=== THE PROBLEM ===
The word "title": say how many lines of the data below contain it, and give the number alone.

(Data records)
▼

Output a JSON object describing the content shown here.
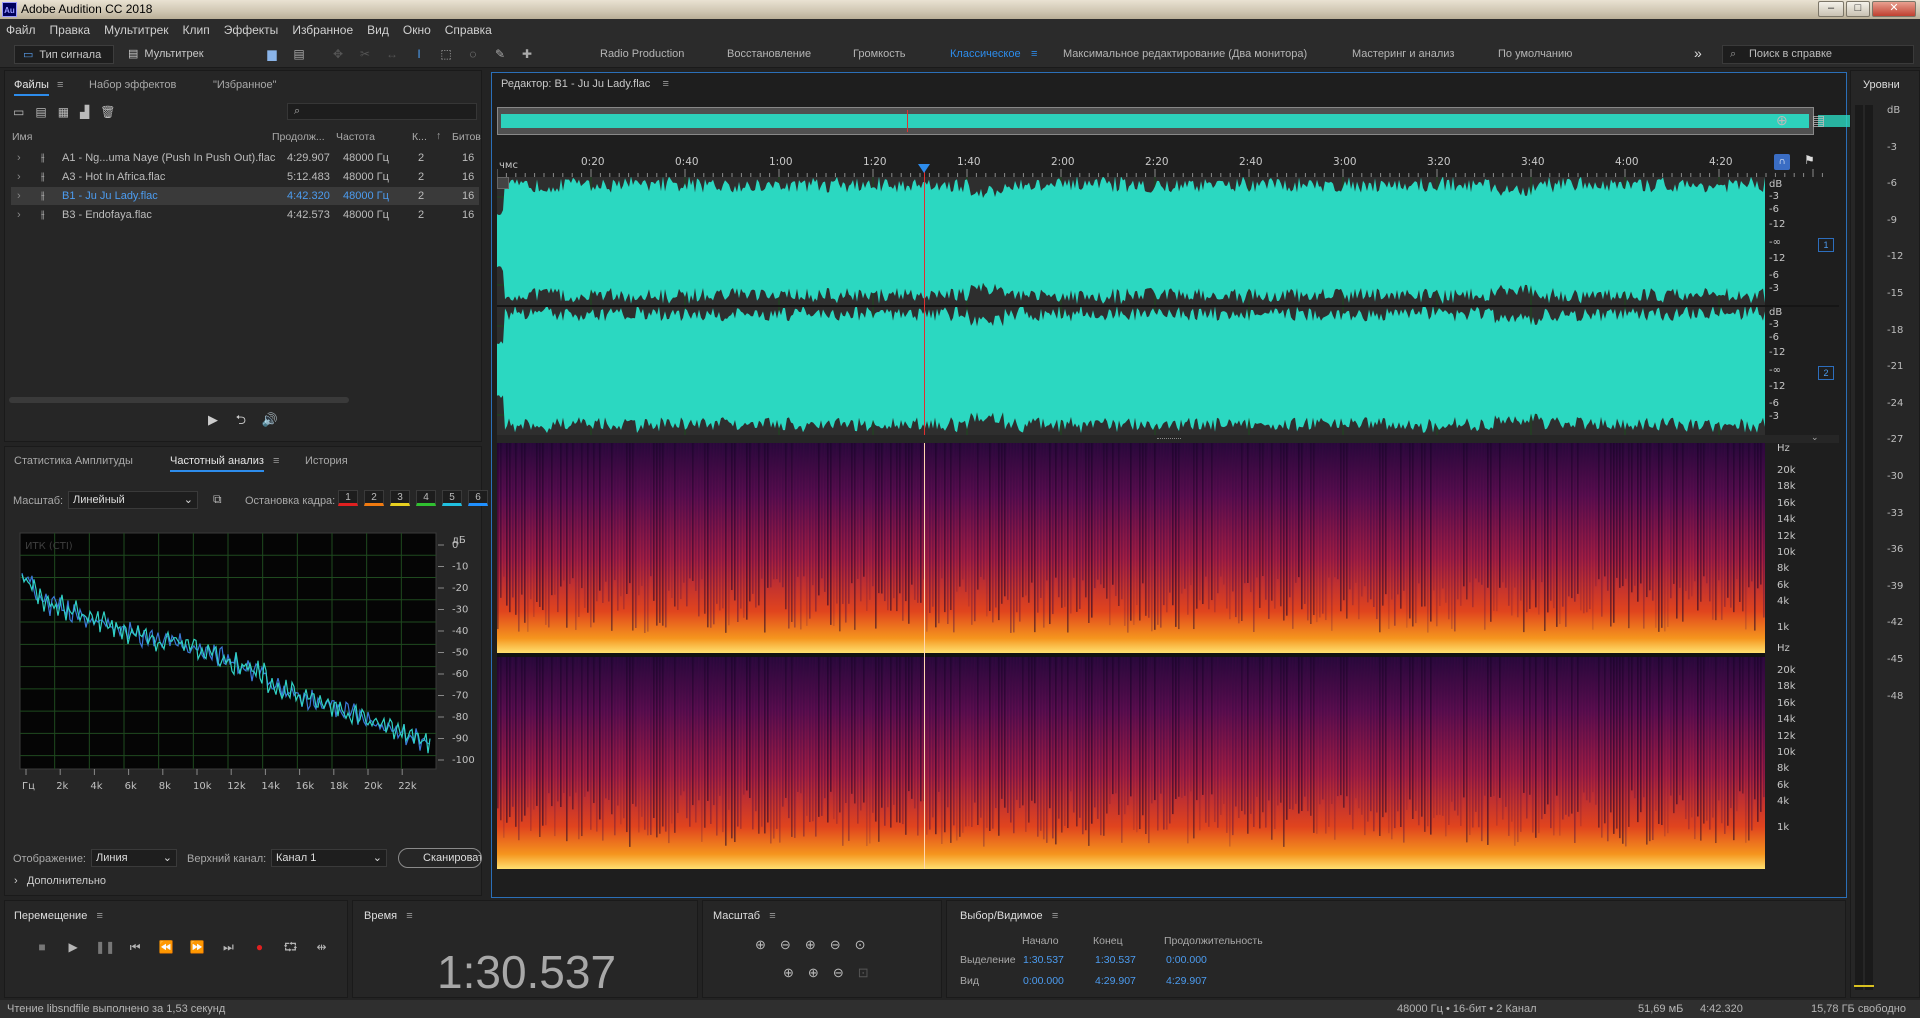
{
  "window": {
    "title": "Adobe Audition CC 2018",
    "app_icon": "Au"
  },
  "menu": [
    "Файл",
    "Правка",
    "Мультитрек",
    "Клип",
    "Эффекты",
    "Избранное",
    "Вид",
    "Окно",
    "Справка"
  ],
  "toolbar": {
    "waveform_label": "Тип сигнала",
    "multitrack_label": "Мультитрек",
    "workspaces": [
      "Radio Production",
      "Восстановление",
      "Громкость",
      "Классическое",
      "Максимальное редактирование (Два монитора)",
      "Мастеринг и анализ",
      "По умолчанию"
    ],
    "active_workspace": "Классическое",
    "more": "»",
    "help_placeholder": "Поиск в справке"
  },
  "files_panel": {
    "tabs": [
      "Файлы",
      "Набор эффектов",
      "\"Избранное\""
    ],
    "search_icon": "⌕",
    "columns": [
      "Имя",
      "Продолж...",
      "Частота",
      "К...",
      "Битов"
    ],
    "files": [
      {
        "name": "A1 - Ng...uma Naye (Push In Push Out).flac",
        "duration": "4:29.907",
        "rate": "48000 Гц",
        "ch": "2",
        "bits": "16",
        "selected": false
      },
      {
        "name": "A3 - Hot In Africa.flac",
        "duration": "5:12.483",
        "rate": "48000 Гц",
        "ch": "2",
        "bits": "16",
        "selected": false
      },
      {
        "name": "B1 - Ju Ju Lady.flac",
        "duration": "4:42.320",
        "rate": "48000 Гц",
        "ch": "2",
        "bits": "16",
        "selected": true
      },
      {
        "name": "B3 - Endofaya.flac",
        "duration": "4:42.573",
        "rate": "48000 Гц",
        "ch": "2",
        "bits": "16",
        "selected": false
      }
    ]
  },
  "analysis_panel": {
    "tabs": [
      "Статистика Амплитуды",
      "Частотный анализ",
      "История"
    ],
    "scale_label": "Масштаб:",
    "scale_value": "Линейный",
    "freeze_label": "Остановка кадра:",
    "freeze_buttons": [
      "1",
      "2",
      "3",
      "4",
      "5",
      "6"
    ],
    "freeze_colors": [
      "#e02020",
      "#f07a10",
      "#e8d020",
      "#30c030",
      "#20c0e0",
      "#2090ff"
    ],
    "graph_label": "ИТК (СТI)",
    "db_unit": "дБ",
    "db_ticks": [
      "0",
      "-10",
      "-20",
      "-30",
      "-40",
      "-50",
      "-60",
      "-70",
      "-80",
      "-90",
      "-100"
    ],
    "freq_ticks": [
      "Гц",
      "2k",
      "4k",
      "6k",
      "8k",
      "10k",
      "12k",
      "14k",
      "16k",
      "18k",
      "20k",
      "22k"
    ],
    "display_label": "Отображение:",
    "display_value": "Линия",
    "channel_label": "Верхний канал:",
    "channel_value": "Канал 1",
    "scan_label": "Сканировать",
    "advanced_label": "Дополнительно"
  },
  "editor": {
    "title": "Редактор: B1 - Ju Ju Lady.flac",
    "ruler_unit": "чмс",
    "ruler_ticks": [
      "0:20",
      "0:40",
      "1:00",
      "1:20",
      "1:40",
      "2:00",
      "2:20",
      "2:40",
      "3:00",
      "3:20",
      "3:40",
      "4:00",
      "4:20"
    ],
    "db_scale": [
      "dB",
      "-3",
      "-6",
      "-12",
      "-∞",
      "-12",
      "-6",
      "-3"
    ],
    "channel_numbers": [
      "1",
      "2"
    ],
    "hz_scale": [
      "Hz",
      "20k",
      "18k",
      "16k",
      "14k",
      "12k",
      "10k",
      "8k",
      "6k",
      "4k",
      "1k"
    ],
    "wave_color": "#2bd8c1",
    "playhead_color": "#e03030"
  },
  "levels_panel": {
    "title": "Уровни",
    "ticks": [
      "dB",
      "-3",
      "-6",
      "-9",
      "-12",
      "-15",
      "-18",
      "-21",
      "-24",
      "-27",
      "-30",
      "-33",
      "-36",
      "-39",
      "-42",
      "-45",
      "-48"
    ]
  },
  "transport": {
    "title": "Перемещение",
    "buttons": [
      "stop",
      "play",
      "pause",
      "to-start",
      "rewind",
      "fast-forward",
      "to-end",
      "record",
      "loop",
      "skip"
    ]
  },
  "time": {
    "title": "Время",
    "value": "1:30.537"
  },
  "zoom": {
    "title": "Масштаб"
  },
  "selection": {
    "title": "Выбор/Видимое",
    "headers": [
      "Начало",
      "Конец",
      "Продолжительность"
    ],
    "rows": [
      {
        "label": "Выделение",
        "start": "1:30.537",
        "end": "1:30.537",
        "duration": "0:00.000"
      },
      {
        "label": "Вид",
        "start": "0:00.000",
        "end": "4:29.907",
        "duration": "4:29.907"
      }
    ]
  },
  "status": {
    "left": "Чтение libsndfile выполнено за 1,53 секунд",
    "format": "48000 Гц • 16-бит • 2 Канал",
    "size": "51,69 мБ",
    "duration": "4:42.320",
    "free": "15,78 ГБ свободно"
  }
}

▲
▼

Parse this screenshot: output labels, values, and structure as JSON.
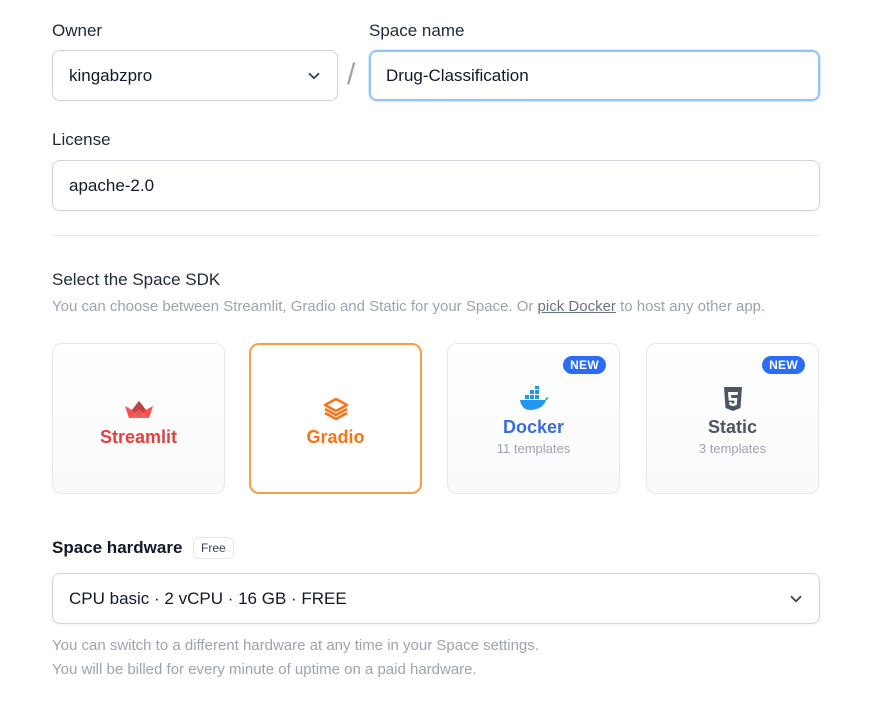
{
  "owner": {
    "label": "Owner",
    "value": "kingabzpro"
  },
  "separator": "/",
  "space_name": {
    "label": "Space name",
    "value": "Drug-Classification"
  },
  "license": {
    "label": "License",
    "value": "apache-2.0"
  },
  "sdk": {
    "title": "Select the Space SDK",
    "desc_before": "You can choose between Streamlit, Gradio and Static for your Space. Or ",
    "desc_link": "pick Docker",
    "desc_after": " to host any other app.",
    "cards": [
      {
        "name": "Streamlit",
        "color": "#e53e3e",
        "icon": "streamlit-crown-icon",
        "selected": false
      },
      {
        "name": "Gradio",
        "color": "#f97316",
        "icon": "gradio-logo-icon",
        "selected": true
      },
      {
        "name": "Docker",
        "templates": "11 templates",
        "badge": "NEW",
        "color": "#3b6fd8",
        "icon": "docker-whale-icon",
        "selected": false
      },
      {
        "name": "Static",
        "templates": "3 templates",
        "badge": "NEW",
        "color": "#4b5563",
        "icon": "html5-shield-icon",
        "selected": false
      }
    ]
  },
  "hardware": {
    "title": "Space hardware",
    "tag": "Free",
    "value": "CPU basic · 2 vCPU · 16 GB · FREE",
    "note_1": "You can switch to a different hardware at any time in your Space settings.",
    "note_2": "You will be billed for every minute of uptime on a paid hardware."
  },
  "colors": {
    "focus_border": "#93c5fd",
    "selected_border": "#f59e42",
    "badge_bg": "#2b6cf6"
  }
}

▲

=== YOUR RESPONSE ===
9